We had a good group this branding, quite a few enthusiastic people. I noticed everyone was trying different jobs and the work was done quickly as it was quite chilly. After words we all had a great lunch which was provided by Labatt Food Service. During lunch we had a few people talk about the beef program, vaccinations and other related subjects. Overall it was a good day.
Range units Navajo Springs and Parker Draw where up next on the Padres Mesa cowboys list of units to assist and there was good participation again; lots of youth participation and everyone did a great job.
Animal evaluations followed the usual scenario: check teeth, check hooves, check eyes, check body for injuries and diseases, check for pregnancy, and give vaccinations.
Navajo Springs and Parker Draw are some of the range units on New Lands participating in the 14R Beef program.
Padres Mesa cowboys went out to the Little Chambers range unit to assist them with working their cattle. Everyone got involved and the atmosphere was positive.
The condition of your breeding cow's teeth gives you an indication of their age and ability to forage. Small teeth indicate a younger animal while missing teeth might mean its older. For sure you should be keeping records of your animals age, but it is important to check their teeth because the fewer teeth a cow has the more difficult a time she will have while pregnant.
In the sandy environment here around New Lands cattle don't experience as much wear and tear on their hooves as in other more rocky areas. As such, some cattle's hooves grow too long and need to be trimmed. Its hard work, but if you dont keep your animals hooves trimmed you could end up with crippled cattle.
Cattle were also checked to see if they were pregnant, their eyes where checked and they were given ViraShield VL+6 and Ivermec vaccination shots.

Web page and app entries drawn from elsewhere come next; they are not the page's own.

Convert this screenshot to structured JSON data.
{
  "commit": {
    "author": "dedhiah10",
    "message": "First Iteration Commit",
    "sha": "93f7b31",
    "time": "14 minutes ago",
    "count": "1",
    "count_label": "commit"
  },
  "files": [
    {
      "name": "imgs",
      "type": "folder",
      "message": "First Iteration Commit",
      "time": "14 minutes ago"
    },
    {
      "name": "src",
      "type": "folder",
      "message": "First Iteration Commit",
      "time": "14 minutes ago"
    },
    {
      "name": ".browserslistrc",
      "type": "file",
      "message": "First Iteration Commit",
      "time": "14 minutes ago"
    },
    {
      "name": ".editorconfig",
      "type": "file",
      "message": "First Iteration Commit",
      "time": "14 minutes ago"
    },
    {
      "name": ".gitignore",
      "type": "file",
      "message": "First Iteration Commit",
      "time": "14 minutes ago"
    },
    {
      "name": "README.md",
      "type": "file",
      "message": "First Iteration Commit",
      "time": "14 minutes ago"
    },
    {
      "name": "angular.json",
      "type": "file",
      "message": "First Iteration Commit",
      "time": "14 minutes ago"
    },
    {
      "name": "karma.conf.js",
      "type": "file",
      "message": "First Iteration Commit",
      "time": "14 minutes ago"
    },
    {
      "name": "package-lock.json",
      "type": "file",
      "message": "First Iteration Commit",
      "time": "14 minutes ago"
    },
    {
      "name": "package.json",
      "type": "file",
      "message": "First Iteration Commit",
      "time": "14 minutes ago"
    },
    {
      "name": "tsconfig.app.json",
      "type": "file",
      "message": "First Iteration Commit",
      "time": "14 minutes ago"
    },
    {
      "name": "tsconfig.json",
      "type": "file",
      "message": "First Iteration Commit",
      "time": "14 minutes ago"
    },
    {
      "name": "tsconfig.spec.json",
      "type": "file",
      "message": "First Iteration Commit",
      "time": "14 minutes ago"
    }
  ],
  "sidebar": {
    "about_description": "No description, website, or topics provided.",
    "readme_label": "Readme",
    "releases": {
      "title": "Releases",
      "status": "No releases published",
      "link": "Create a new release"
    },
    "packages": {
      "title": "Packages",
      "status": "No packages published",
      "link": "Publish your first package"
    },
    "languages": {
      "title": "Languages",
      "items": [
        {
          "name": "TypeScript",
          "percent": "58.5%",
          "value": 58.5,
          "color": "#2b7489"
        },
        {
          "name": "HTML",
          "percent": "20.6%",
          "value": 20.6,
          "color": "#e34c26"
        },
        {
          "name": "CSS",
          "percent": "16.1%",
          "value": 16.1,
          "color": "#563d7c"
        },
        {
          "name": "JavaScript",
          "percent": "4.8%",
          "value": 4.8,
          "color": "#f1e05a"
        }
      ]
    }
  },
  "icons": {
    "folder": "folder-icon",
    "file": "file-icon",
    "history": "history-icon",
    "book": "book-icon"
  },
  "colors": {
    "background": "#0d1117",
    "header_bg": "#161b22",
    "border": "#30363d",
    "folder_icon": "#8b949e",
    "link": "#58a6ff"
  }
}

Little Chambers is one of the range units on New Lands participating in the 14R Beef program.